This tasty tea-time treat is made by frying pleated-dough pieces and become even sweeter after adding a sugary syrup. They have a golden, crunchy crust, a soft, doughnut-like centre, and are super sticky.
The Cape Malay version, compared to the more common sweet version, is rolled in desiccated coconut, and it has a slightly spicy flavour.
Milk Tart, also known as melktert, is by far one of the most delicious South African desserts. It is a staple in every South African grocery store, coffee shop, bakery, and café.
Milk Tart is essentially a custard tart (with cinnamon) inside a pastry base which can be eaten warm or cold. It is said that it was derived from a recipe brought over by the Dutch settlers in the 1600s and later the Cape Malay folks (creators of Bobotie) adapted the recipe and added some spices.
Malva Pudding is a truly South African pudding dish, with a sweet sponge and a decadent caramelized sticky sauce; it's normally served with hot custard or ice cream.

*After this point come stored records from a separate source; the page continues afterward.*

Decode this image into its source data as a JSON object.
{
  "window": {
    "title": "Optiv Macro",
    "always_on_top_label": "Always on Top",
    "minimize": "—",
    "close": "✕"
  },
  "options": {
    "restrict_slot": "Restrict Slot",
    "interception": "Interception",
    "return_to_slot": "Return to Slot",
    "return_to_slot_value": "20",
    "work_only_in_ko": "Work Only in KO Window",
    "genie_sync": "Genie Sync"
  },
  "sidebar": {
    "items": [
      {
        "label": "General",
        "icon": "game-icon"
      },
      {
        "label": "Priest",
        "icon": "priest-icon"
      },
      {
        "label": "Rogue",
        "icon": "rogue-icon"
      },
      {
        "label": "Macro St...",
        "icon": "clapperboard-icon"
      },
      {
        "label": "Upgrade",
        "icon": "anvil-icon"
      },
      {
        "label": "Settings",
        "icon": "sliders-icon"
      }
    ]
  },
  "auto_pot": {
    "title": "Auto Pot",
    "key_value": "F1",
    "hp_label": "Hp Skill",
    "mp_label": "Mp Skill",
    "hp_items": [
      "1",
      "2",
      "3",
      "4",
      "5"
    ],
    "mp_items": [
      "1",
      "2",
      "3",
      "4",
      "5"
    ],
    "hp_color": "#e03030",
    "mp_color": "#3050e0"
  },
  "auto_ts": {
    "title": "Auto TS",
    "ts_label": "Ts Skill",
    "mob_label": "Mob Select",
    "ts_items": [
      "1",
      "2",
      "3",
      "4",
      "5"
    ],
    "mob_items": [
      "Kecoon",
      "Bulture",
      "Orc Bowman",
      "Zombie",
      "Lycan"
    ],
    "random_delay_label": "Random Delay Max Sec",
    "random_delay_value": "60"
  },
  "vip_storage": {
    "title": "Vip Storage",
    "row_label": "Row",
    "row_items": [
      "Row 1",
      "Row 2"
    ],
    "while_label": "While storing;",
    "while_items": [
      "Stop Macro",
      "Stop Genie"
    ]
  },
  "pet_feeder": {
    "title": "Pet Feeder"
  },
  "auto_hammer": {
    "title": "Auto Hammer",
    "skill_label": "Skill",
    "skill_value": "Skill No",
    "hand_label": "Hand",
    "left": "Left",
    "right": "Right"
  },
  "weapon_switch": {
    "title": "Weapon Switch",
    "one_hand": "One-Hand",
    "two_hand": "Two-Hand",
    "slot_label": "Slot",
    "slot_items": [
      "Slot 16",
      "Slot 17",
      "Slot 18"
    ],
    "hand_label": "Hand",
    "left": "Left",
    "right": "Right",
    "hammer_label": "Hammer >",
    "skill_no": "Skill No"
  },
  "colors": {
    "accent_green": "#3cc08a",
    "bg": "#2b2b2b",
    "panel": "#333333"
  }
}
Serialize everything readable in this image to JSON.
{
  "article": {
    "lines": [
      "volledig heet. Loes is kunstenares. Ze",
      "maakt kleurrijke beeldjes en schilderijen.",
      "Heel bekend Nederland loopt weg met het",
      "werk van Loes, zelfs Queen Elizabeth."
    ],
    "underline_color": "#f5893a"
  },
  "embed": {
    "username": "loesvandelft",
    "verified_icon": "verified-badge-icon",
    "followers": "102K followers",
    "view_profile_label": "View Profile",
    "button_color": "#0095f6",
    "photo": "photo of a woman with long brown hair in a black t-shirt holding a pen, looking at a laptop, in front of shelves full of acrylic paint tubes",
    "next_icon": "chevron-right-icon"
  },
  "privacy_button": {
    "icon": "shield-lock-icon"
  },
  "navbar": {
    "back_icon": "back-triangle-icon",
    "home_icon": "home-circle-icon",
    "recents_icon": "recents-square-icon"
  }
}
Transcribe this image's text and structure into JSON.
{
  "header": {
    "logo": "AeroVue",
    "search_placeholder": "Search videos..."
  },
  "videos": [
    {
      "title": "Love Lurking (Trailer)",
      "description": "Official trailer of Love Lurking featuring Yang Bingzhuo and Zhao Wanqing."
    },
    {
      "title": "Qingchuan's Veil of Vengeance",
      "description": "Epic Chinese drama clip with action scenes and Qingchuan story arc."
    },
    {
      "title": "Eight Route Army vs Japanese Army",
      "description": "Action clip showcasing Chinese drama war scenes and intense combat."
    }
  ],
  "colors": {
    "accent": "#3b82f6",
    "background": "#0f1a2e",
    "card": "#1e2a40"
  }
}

This pudding originated from the old Cape Dutch ladies, cooking up a storm for the officers and captains of Jan van Riebeeck. With over 160 000 results in Google - this pudding is a South African legend - and can be found in nearly ALL South African cookbooks.
Probably the most-loved South-African snack, biltong is a dried, cured and spiced meat. While not as sweet, biltong and American beef jerky do share a few similarities.
Beef biltong remains a favourite, but venison biltong is also popular. More unconventional versions, like chicken biltong, are also available. Served as a snack at just about any, of not all, social gatherings.
Ultimately what you will learn when you visit South Africa is that it's a land of diversity - its people, landscapes, cultures and languages offer a melting pot of intrigue and excitement but, In addition to this, it creates the modern mix of cuisine that defines its people, delighting locals and visitors alike in its range and flavours.